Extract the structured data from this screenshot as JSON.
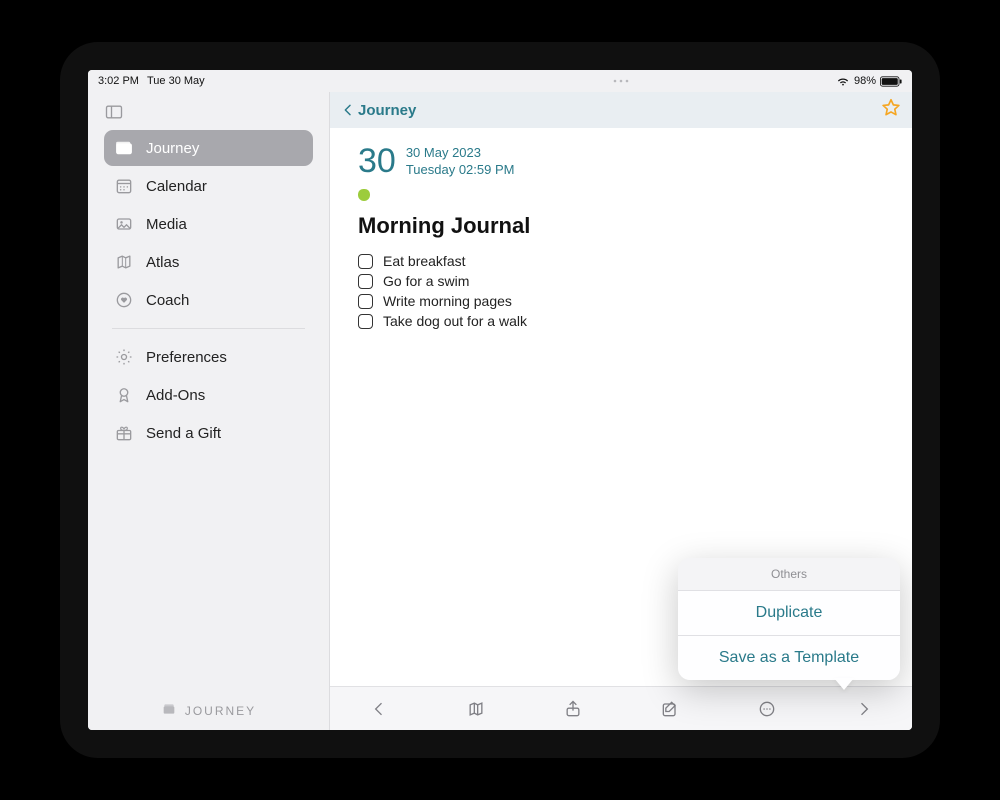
{
  "status_bar": {
    "time": "3:02 PM",
    "date": "Tue 30 May",
    "battery_pct": "98%"
  },
  "sidebar": {
    "items": [
      {
        "label": "Journey",
        "icon": "wallet-icon",
        "active": true
      },
      {
        "label": "Calendar",
        "icon": "calendar-icon",
        "active": false
      },
      {
        "label": "Media",
        "icon": "image-icon",
        "active": false
      },
      {
        "label": "Atlas",
        "icon": "map-icon",
        "active": false
      },
      {
        "label": "Coach",
        "icon": "heart-circle-icon",
        "active": false
      }
    ],
    "secondary": [
      {
        "label": "Preferences",
        "icon": "gear-icon"
      },
      {
        "label": "Add-Ons",
        "icon": "ribbon-icon"
      },
      {
        "label": "Send a Gift",
        "icon": "gift-icon"
      }
    ],
    "footer_brand": "JOURNEY"
  },
  "topbar": {
    "breadcrumb_label": "Journey"
  },
  "entry": {
    "day_number": "30",
    "date_line1": "30 May 2023",
    "date_line2": "Tuesday 02:59 PM",
    "title": "Morning Journal",
    "checklist": [
      "Eat breakfast",
      "Go for a swim",
      "Write morning pages",
      "Take dog out for a walk"
    ]
  },
  "popover": {
    "header": "Others",
    "items": [
      "Duplicate",
      "Save as a Template"
    ]
  }
}
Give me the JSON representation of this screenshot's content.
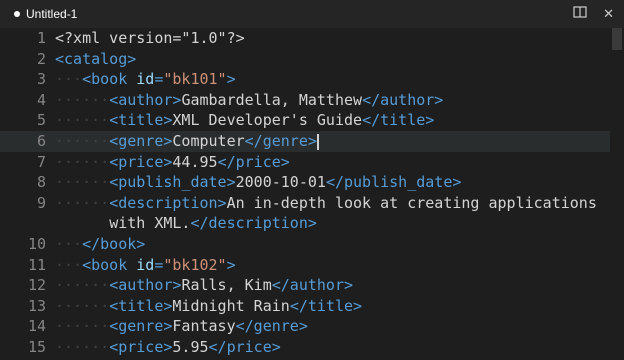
{
  "tab": {
    "title": "Untitled-1",
    "unsaved": true
  },
  "actions": {
    "split_icon": "split-editor-icon",
    "close_icon": "close-icon"
  },
  "colors": {
    "tag": "#569cd6",
    "attr": "#9cdcfe",
    "string": "#ce9178",
    "text": "#d4d4d4",
    "line_number": "#858585",
    "whitespace": "#404040"
  },
  "lines": [
    {
      "n": "1",
      "indent": "",
      "parts": [
        [
          "pi",
          "<?xml version=\"1.0\"?>"
        ]
      ]
    },
    {
      "n": "2",
      "indent": "",
      "parts": [
        [
          "tag",
          "<catalog>"
        ]
      ]
    },
    {
      "n": "3",
      "indent": "···",
      "parts": [
        [
          "tag",
          "<book "
        ],
        [
          "attr",
          "id"
        ],
        [
          "tag",
          "="
        ],
        [
          "str",
          "\"bk101\""
        ],
        [
          "tag",
          ">"
        ]
      ]
    },
    {
      "n": "4",
      "indent": "······",
      "parts": [
        [
          "tag",
          "<author>"
        ],
        [
          "txt",
          "Gambardella, Matthew"
        ],
        [
          "tag",
          "</author>"
        ]
      ]
    },
    {
      "n": "5",
      "indent": "······",
      "parts": [
        [
          "tag",
          "<title>"
        ],
        [
          "txt",
          "XML Developer's Guide"
        ],
        [
          "tag",
          "</title>"
        ]
      ]
    },
    {
      "n": "6",
      "indent": "······",
      "parts": [
        [
          "tag",
          "<genre>"
        ],
        [
          "txt",
          "Computer"
        ],
        [
          "tag",
          "</genre>"
        ]
      ],
      "current": true
    },
    {
      "n": "7",
      "indent": "······",
      "parts": [
        [
          "tag",
          "<price>"
        ],
        [
          "txt",
          "44.95"
        ],
        [
          "tag",
          "</price>"
        ]
      ]
    },
    {
      "n": "8",
      "indent": "······",
      "parts": [
        [
          "tag",
          "<publish_date>"
        ],
        [
          "txt",
          "2000-10-01"
        ],
        [
          "tag",
          "</publish_date>"
        ]
      ]
    },
    {
      "n": "9",
      "indent": "······",
      "parts": [
        [
          "tag",
          "<description>"
        ],
        [
          "txt",
          "An in-depth look at creating applications"
        ]
      ]
    },
    {
      "n": "",
      "indent": "      ",
      "parts": [
        [
          "txt",
          "with XML."
        ],
        [
          "tag",
          "</description>"
        ]
      ]
    },
    {
      "n": "10",
      "indent": "···",
      "parts": [
        [
          "tag",
          "</book>"
        ]
      ]
    },
    {
      "n": "11",
      "indent": "···",
      "parts": [
        [
          "tag",
          "<book "
        ],
        [
          "attr",
          "id"
        ],
        [
          "tag",
          "="
        ],
        [
          "str",
          "\"bk102\""
        ],
        [
          "tag",
          ">"
        ]
      ]
    },
    {
      "n": "12",
      "indent": "······",
      "parts": [
        [
          "tag",
          "<author>"
        ],
        [
          "txt",
          "Ralls, Kim"
        ],
        [
          "tag",
          "</author>"
        ]
      ]
    },
    {
      "n": "13",
      "indent": "······",
      "parts": [
        [
          "tag",
          "<title>"
        ],
        [
          "txt",
          "Midnight Rain"
        ],
        [
          "tag",
          "</title>"
        ]
      ]
    },
    {
      "n": "14",
      "indent": "······",
      "parts": [
        [
          "tag",
          "<genre>"
        ],
        [
          "txt",
          "Fantasy"
        ],
        [
          "tag",
          "</genre>"
        ]
      ]
    },
    {
      "n": "15",
      "indent": "······",
      "parts": [
        [
          "tag",
          "<price>"
        ],
        [
          "txt",
          "5.95"
        ],
        [
          "tag",
          "</price>"
        ]
      ]
    }
  ]
}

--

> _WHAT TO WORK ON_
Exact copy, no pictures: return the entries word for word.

> _RESPONSE FOR THIS EXERCISE_
Extract the structured data from this screenshot as JSON.
{
  "status_bar": {
    "time": "3:02 PM",
    "date": "Tue 30 May",
    "battery_pct": "98%"
  },
  "sidebar": {
    "items": [
      {
        "label": "Journey",
        "icon": "wallet-icon",
        "active": true
      },
      {
        "label": "Calendar",
        "icon": "calendar-icon",
        "active": false
      },
      {
        "label": "Media",
        "icon": "image-icon",
        "active": false
      },
      {
        "label": "Atlas",
        "icon": "map-icon",
        "active": false
      },
      {
        "label": "Coach",
        "icon": "heart-circle-icon",
        "active": false
      }
    ],
    "secondary": [
      {
        "label": "Preferences",
        "icon": "gear-icon"
      },
      {
        "label": "Add-Ons",
        "icon": "ribbon-icon"
      },
      {
        "label": "Send a Gift",
        "icon": "gift-icon"
      }
    ],
    "footer_brand": "JOURNEY"
  },
  "topbar": {
    "breadcrumb_label": "Journey"
  },
  "entry": {
    "day_number": "30",
    "date_line1": "30 May 2023",
    "date_line2": "Tuesday 02:59 PM",
    "title": "Morning Journal",
    "checklist": [
      "Eat breakfast",
      "Go for a swim",
      "Write morning pages",
      "Take dog out for a walk"
    ]
  },
  "popover": {
    "header": "Others",
    "items": [
      "Duplicate",
      "Save as a Template"
    ]
  }
}
Give me the JSON representation of this screenshot's content.
{
  "tab": {
    "title": "Untitled-1",
    "unsaved": true
  },
  "actions": {
    "split_icon": "split-editor-icon",
    "close_icon": "close-icon"
  },
  "colors": {
    "tag": "#569cd6",
    "attr": "#9cdcfe",
    "string": "#ce9178",
    "text": "#d4d4d4",
    "line_number": "#858585",
    "whitespace": "#404040"
  },
  "lines": [
    {
      "n": "1",
      "indent": "",
      "parts": [
        [
          "pi",
          "<?xml version=\"1.0\"?>"
        ]
      ]
    },
    {
      "n": "2",
      "indent": "",
      "parts": [
        [
          "tag",
          "<catalog>"
        ]
      ]
    },
    {
      "n": "3",
      "indent": "···",
      "parts": [
        [
          "tag",
          "<book "
        ],
        [
          "attr",
          "id"
        ],
        [
          "tag",
          "="
        ],
        [
          "str",
          "\"bk101\""
        ],
        [
          "tag",
          ">"
        ]
      ]
    },
    {
      "n": "4",
      "indent": "······",
      "parts": [
        [
          "tag",
          "<author>"
        ],
        [
          "txt",
          "Gambardella, Matthew"
        ],
        [
          "tag",
          "</author>"
        ]
      ]
    },
    {
      "n": "5",
      "indent": "······",
      "parts": [
        [
          "tag",
          "<title>"
        ],
        [
          "txt",
          "XML Developer's Guide"
        ],
        [
          "tag",
          "</title>"
        ]
      ]
    },
    {
      "n": "6",
      "indent": "······",
      "parts": [
        [
          "tag",
          "<genre>"
        ],
        [
          "txt",
          "Computer"
        ],
        [
          "tag",
          "</genre>"
        ]
      ],
      "current": true
    },
    {
      "n": "7",
      "indent": "······",
      "parts": [
        [
          "tag",
          "<price>"
        ],
        [
          "txt",
          "44.95"
        ],
        [
          "tag",
          "</price>"
        ]
      ]
    },
    {
      "n": "8",
      "indent": "······",
      "parts": [
        [
          "tag",
          "<publish_date>"
        ],
        [
          "txt",
          "2000-10-01"
        ],
        [
          "tag",
          "</publish_date>"
        ]
      ]
    },
    {
      "n": "9",
      "indent": "······",
      "parts": [
        [
          "tag",
          "<description>"
        ],
        [
          "txt",
          "An in-depth look at creating applications"
        ]
      ]
    },
    {
      "n": "",
      "indent": "      ",
      "parts": [
        [
          "txt",
          "with XML."
        ],
        [
          "tag",
          "</description>"
        ]
      ]
    },
    {
      "n": "10",
      "indent": "···",
      "parts": [
        [
          "tag",
          "</book>"
        ]
      ]
    },
    {
      "n": "11",
      "indent": "···",
      "parts": [
        [
          "tag",
          "<book "
        ],
        [
          "attr",
          "id"
        ],
        [
          "tag",
          "="
        ],
        [
          "str",
          "\"bk102\""
        ],
        [
          "tag",
          ">"
        ]
      ]
    },
    {
      "n": "12",
      "indent": "······",
      "parts": [
        [
          "tag",
          "<author>"
        ],
        [
          "txt",
          "Ralls, Kim"
        ],
        [
          "tag",
          "</author>"
        ]
      ]
    },
    {
      "n": "13",
      "indent": "······",
      "parts": [
        [
          "tag",
          "<title>"
        ],
        [
          "txt",
          "Midnight Rain"
        ],
        [
          "tag",
          "</title>"
        ]
      ]
    },
    {
      "n": "14",
      "indent": "······",
      "parts": [
        [
          "tag",
          "<genre>"
        ],
        [
          "txt",
          "Fantasy"
        ],
        [
          "tag",
          "</genre>"
        ]
      ]
    },
    {
      "n": "15",
      "indent": "······",
      "parts": [
        [
          "tag",
          "<price>"
        ],
        [
          "txt",
          "5.95"
        ],
        [
          "tag",
          "</price>"
        ]
      ]
    }
  ]
}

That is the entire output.